Competitive Toughness: This has felt like a constant area of improvement for Ferguson over the years at Wisconsin. He’s done well to continue to add strength onto his frame and it allows him to play sticky when fitting initially and offer recovery when defenders try to shuck him with extension. He’s not a mauler but he plays with an urgency. He’s a handful at the catch point and bullies defenders with the ball in the air.

Ball Skills: Impressive catch radius and did well to adjust to throws put on his back shoulder when running up the seam. I’ve watched him convert low and go to the ground to dig out a throw on an out pattern that was on his shoe laces with a defender on his inside hip. He made a spectacular one-handed grab against Penn State on a ball he had to work way too hard for. He’s been well conditioned to adjust to throws based on his QB play.
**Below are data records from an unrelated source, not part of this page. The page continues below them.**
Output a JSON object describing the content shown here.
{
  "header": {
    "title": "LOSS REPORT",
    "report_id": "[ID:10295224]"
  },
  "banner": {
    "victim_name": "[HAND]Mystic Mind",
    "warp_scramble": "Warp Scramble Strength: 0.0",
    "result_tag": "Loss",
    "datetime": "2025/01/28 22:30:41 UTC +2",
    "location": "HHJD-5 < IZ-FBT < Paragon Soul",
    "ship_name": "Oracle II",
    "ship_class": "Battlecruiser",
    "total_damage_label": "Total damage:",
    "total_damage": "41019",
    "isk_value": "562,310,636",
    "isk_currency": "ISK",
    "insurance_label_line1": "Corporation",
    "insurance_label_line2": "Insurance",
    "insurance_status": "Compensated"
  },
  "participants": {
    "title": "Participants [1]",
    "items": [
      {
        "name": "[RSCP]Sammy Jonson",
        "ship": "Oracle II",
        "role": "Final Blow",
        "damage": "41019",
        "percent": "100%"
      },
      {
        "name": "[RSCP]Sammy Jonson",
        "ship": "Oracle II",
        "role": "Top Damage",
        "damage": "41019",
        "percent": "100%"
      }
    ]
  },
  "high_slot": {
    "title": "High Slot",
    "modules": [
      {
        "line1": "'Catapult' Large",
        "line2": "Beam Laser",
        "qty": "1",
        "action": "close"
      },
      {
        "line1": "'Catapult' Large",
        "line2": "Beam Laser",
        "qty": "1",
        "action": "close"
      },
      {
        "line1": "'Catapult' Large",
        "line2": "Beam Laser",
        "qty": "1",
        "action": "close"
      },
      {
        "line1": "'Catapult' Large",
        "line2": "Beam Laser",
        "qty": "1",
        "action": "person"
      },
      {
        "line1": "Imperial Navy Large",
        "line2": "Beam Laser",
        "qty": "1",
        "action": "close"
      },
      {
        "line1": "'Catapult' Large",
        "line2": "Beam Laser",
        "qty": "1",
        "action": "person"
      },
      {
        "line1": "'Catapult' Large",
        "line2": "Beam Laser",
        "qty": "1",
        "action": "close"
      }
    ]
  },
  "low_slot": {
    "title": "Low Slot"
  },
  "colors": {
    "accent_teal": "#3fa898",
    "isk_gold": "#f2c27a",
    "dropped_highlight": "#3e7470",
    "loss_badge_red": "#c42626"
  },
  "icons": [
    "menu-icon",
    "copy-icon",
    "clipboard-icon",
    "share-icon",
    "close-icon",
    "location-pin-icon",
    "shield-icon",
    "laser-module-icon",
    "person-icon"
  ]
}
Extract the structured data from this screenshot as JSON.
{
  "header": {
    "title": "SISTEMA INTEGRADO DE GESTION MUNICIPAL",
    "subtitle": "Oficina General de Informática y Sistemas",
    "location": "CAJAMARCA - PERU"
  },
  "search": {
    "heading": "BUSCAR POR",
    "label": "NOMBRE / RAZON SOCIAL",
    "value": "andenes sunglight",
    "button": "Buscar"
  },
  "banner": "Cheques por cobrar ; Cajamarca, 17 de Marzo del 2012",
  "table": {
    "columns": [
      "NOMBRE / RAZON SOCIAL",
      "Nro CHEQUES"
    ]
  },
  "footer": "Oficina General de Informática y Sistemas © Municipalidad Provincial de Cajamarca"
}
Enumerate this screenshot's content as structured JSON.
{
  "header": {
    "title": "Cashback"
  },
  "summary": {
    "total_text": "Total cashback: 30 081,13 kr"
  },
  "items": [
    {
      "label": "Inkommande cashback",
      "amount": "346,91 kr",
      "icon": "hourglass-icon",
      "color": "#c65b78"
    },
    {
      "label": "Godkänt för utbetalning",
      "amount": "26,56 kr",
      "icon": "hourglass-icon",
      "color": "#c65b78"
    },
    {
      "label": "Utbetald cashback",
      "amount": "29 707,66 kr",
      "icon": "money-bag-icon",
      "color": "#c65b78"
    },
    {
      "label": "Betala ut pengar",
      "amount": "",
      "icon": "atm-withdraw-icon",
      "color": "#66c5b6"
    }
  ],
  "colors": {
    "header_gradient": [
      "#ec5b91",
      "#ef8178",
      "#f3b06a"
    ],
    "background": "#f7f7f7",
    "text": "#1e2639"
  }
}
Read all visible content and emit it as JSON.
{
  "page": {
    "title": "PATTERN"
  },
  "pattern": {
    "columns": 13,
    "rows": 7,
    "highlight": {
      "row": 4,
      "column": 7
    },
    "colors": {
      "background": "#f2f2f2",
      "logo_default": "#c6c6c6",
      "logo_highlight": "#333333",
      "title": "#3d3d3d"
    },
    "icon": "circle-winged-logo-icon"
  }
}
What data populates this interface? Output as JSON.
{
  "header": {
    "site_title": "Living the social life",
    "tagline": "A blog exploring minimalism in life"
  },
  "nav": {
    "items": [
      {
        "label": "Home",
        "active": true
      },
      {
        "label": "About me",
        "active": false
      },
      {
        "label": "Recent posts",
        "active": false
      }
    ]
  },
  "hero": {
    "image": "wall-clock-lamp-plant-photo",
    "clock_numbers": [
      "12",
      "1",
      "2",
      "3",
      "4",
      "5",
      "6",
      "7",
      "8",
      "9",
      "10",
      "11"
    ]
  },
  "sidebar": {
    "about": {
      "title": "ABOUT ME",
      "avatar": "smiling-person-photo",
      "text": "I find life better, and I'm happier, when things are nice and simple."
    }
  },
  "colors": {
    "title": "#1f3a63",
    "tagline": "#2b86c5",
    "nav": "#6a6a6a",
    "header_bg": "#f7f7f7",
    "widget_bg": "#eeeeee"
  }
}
Blocking Skills: He flashed in mobility and skill to get attached to defenders as a blocker, but too often whiffs on securing a clean fit with his hands and is working to simply keep leverage on the defender. Skilled defensive players have had success stacking him with relative ease on films studied, too. That said, I do believe he’s gotten better at the secondary effort on these plays to stay attached, particularly on LBs.

Football IQ: See Above.

RAC Ability: He’s got a bit of wiggle and isn’t afraid to drop a shoulder and challenge defenders in space if he feels he doesn’t have an exit route. But that said, I don’t see this being someone who creates explosive plays with consistency after the catch; I believe he’s going to be more of a red zone target and a chain mover. I appreciate that he’ll put you in the defensive in the open field to rumble for yards and challenge you to tackle him well.

Pass Protection: Ferguson has been used plenty in pass protection. His base and punch power showcased best as a help blocker instead of being given solo assignments and I’m not sure that you’d want to grant him the end man on the line of scrimmage at this point in his career. He’s strapping and strong, but blocking ends one on one doesn’t appear to be a winning formula for him.

Big Play Ability: Ferguson has the ability to energize his team by making tough catches in traffic and holding on through body blows at the catch point. But I don’t see a vertical receiver or a consistent seam-buster who is going to be good for downfield receptions and I like him more as an intermediate and shallow receiver.


TDN Consensus: 72.80/100 (Fourth Round Value)

Crabbs Grade: 76.00/100

Marino Grade: 74.00/100

Harris Grade: 70.00/100

Sanchez Grade: 71.00/100

Parson Grade: 73.00/100